Tutoring can improve academic outcomes and mental health, U of T economist finds
New research by Philip Oreopoulos, a professor of economics at the University of Toronto Mississauga, suggests that one-on-one and small group tutoring consistently improves academic achievements, offering important insight into ways to assist students struggling during the COVID-19 pandemic.
Oreopoulos and his colleagues conducted a meta-analysis of 96 randomized controlled trials of tutoring programs. The programs span three decades and involve students in pre-kindergarten through Grade 12. They found that students randomly selected to receive tutoring in math or English outperformed their peers more than 80 per cent of the time, with half the studies in the analysis revealing very large effects.
“The study highlights how much consensus there is that tutoring is effective,” says Oreopoulos, adding that such significant positive effects are rare in social science research. About half of the studies pegged the impact at 30 per cent greater than one standard deviation, which translates to meaningful academic improvement.
The study, which has not been peer-reviewed, also found that tutors who were teachers or para-professionals with some training were more effective than volunteers and that tutoring done at school in the context of the school day was more effective than tutoring done at home or after school.
“I think that it was more effective because tutoring done at school is more structured, so students end up more likely to actually receive tutoring than in less supervised environments,” says Oreopoulos, who was recently named a distinguished professor at U of T.
The study was issued in July as a working paper for the National Bureau of Economics Research. It is part of Oreopoulos’s work as co-chair of the education group at the Abdul Latif Jameel Poverty Action Lab (J-PAL) at the Massachusetts Institute of Technology. J-PAL’s objective is to improve the effectiveness of poverty programs by providing policy-makers with clear scientific results that help shape successful policies to combat poverty.
“This study is especially timely because there is currently a lot of discussion about how we can deal with the concerning situation caused by COVID-19 that makes learning conditions far from optimal,” says Oreopoulos. “The disruptions point toward a lower trajectory of learning, especially for those who are disadvantaged to begin with.”
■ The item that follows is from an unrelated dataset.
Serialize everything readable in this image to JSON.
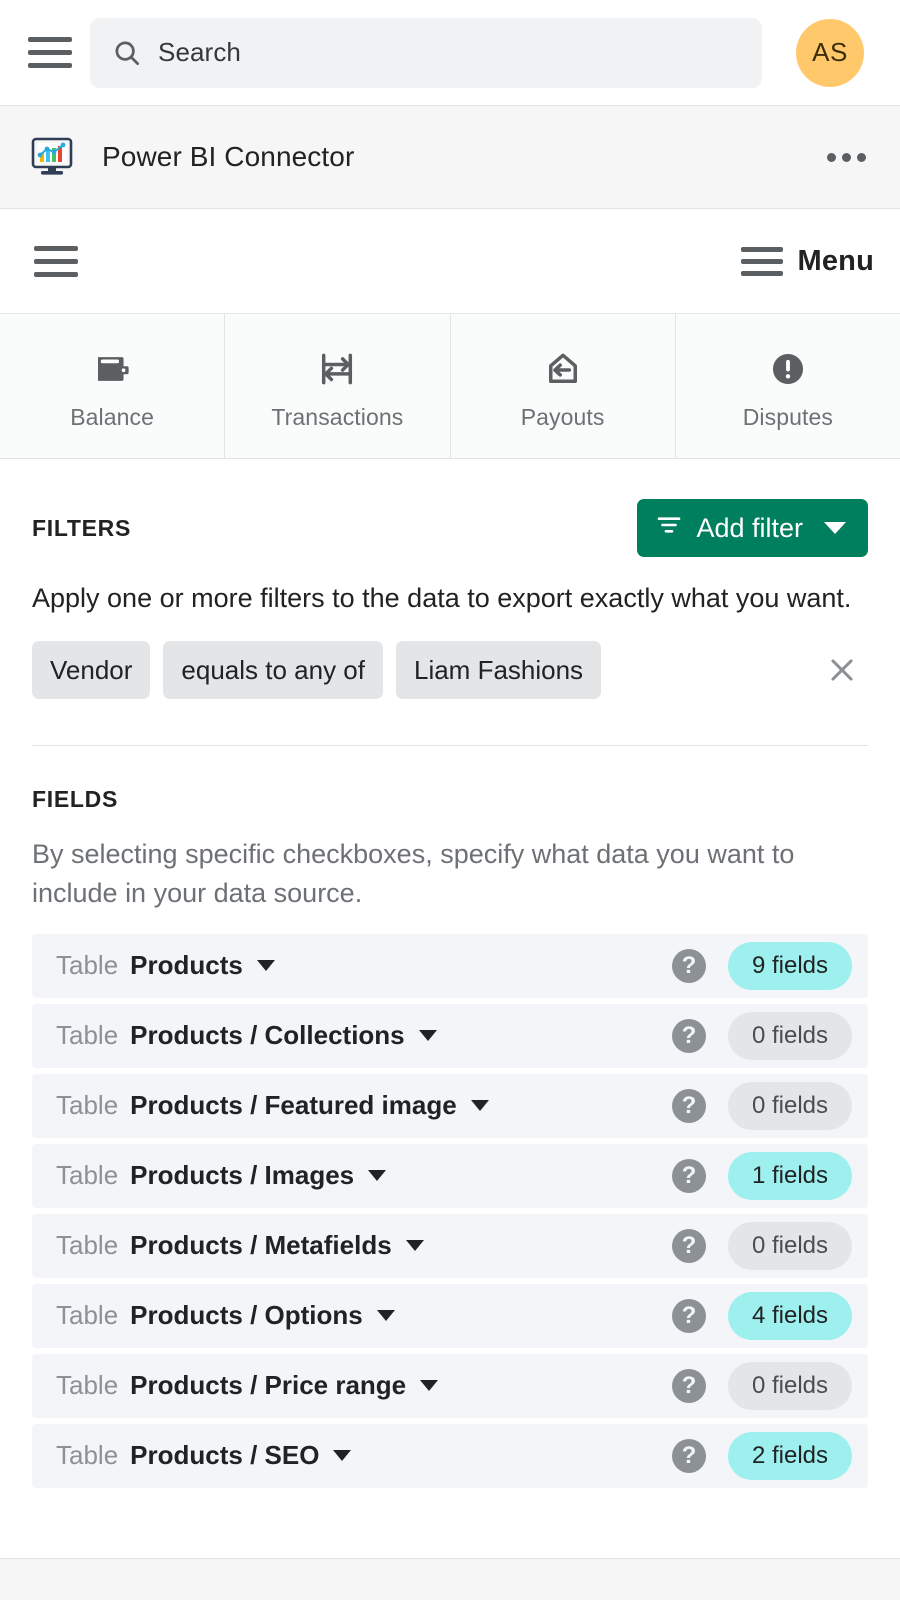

The key, says Oreopoulos, is finding a way to make tutoring scalable. He cites a Harvard Kennedy School study that was done in partnership with three Italian universities. Volunteer tutors from the universities were randomly paired with students in schools recommended by their principals. The tutors received training online and provided three hours of weekly tutoring for two months. The students showed significant academic improvement in math, English and Italian, as well as improvements in non-academic outcomes including mental health and life satisfaction, as reported by the students, their parents and teachers.
“The program is exciting because it’s the kind we need right now,” says Oreopoulos, who is working with Karen Mundy, a professor at U of T’s Ontario Institute for Studies in Education, to set up a similar program in Canada.
He is also piloting a test of computer-assisted learning that simulates the tutoring experience, working with 10 teachers in Utah through the non-profit Khan Academy. They are using a program that allows students to work at their own pace and receive immediate feedback on their assignments and problems, which are based on the material discussed in class.
“This is free and scalable, so it might be worth considering scaling up,” Oreopoulos says. “I’m hoping to evaluate the program next year to provide evidence for whether teachers should be doing more of this.”